Modern Family: Kids' Sexuality—What's Normal?

Maybe every generation of parents feels this way, but it seems as though all the rules about childhood have changed since I was a kid. The latest example involves that once cherished tradition, playing doctor. You know, "I'll show you mine if you show me yours"? I grew up in the 1960s, believing that playing doctor was practically an entitlement of childhood. I don't remember anybody's getting upset about it. Adults seemed to think it was to be expected. Kids thought it was fascinating.

They still do. But pity the poor 5-year-old who drops his drawers on a playdate today. What we used to think of as harmless exploration now seems like nasty business. I know that awareness of child sex abuse has soared, and parents have been traumatized by revelations like the fact that a single Roman Catholic priest in Boston had abused 150 children. I understand the general anxiety about kids and sex; it creeps me out to think that my perfect, innocent 7-year-old daughter is actually a sexual being. I'm ambivalent about the idea that she's growing up, and I know she'll have to deal with boys all too soon. "We're much more likely to talk about our husbands' sexual inadequacies than our kids' sexual development," says one New York mom.

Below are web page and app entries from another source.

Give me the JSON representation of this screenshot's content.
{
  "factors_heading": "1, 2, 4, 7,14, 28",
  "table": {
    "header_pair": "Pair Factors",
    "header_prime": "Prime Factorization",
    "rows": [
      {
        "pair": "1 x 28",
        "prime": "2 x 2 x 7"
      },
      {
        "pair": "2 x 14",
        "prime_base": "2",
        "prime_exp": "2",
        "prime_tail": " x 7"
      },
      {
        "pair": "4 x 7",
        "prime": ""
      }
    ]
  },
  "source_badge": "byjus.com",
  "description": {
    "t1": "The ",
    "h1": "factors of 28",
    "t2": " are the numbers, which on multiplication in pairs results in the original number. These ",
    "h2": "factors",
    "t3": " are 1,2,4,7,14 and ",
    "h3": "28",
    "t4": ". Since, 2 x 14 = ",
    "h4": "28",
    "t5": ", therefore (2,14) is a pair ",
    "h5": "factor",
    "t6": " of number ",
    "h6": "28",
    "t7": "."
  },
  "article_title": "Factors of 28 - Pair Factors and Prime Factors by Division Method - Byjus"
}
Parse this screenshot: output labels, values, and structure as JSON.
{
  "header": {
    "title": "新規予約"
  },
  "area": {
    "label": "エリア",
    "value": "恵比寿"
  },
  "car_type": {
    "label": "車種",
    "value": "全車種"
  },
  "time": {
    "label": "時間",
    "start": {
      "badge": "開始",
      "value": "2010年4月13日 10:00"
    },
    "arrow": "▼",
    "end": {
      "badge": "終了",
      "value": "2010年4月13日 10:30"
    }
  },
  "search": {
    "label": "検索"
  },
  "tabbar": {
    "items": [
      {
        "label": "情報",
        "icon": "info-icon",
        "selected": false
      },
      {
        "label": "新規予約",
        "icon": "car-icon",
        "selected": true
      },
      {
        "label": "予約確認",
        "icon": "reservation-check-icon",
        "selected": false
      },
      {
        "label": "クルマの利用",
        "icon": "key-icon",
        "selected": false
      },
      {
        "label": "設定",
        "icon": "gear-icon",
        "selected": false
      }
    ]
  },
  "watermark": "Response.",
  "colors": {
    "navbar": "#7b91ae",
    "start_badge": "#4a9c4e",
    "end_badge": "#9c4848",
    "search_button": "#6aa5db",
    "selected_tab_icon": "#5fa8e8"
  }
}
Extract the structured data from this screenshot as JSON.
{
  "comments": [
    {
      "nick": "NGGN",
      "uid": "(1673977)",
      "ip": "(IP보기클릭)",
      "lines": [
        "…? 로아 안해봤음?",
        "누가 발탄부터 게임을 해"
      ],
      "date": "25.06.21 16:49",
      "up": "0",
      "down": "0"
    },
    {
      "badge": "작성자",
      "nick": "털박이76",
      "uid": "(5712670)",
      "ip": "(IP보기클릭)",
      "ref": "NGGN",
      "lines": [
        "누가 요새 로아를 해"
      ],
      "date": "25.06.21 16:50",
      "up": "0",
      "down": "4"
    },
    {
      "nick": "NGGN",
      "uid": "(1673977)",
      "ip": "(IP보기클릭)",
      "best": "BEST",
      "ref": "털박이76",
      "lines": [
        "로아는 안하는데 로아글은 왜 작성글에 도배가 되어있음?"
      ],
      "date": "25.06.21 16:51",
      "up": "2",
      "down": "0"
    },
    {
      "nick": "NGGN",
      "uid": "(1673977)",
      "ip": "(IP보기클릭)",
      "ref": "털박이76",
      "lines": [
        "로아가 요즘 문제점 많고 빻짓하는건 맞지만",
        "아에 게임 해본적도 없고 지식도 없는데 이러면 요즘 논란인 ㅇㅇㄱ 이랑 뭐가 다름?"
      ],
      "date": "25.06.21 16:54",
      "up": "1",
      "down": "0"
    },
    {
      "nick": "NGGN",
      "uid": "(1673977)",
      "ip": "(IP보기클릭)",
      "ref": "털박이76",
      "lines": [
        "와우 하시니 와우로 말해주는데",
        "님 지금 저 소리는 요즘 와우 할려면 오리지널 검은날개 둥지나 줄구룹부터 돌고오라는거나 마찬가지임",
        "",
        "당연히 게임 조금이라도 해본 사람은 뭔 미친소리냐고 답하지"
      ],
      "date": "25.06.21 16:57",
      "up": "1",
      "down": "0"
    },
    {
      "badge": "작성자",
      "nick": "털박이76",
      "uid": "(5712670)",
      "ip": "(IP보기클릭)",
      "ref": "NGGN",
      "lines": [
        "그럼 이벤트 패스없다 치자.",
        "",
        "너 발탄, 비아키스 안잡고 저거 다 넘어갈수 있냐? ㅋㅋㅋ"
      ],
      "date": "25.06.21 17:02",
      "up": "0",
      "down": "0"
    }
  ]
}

But several parents—especially parents of boys—have told me recently that they worry that healthy sexual development in their kids will be viewed by other parents as emotional problems or evidence of abuse at home. After her 5-year-old son told a playmate he would give her a lollipop if the little girl pulled down her pants, one mother from Illinois says she wasn't too concerned. The little girl's mother was, however. She said the boy's behavior "wasn't normal." When her son asked his younger sister if he could see her private parts, the mother took him to a therapist. The therapist told her the behavior was perfectly normal, and the boy soon stopped doing it. "But you have to be really careful," she says. "You don't want other parents freaking out."

It isn't just parents freaking out. After he smacked a female classmate on the bottom, a 6-year-old boy from northern Virginia was not only sent to the principal's office, but school officials called the police, according to a recent article in The Washington Post. The story noted that a few years earlier, a teacher's aide in Texas accused a 4-year-old of sexual harassment for pressing his face into her breasts when he hugged her. A similarly crazy example seems to pop up in the news every few months.

We need to relax a little. Children are little explorers; it's their job to figure out how the world works and how they're different from their siblings and friends. As most parents can attest, babies begin to touch themselves as soon as their diapers come off. Many toddlers are dedicated nudists. Overt sexual behavior like undressing in public or sneaking a peek at little Max's or little Hannah's private parts is also common for kids between the ages of 3 and 6. Kids who are aggressive and can't be easily redirected, or who act out mature sexual scenarios, may have deeper problems. But for most children, playing doctor is a stage of development, and they grow out of it by the time they get to elementary school.

Weather permitting, Corey Zenz, 4, loves to wriggle out of his little Cleveland Browns T shirt, shorts, socks and undies, and tear around outside naked. "It was kind of cute at age 3," says his mom, Lindsay, 29. "But if he does it this summer, it's not going to be that cute." She's concerned "people might think he's headed down the nasty path of being a flasher." Stopping him, however, isn't easy. "Boys Corey's age are slippery and amazingly fast," she says. "He's dressed, then he's not and I'm yelling, 'Corey, get over here and get your clothes on'." Oh, come on, it's still cute.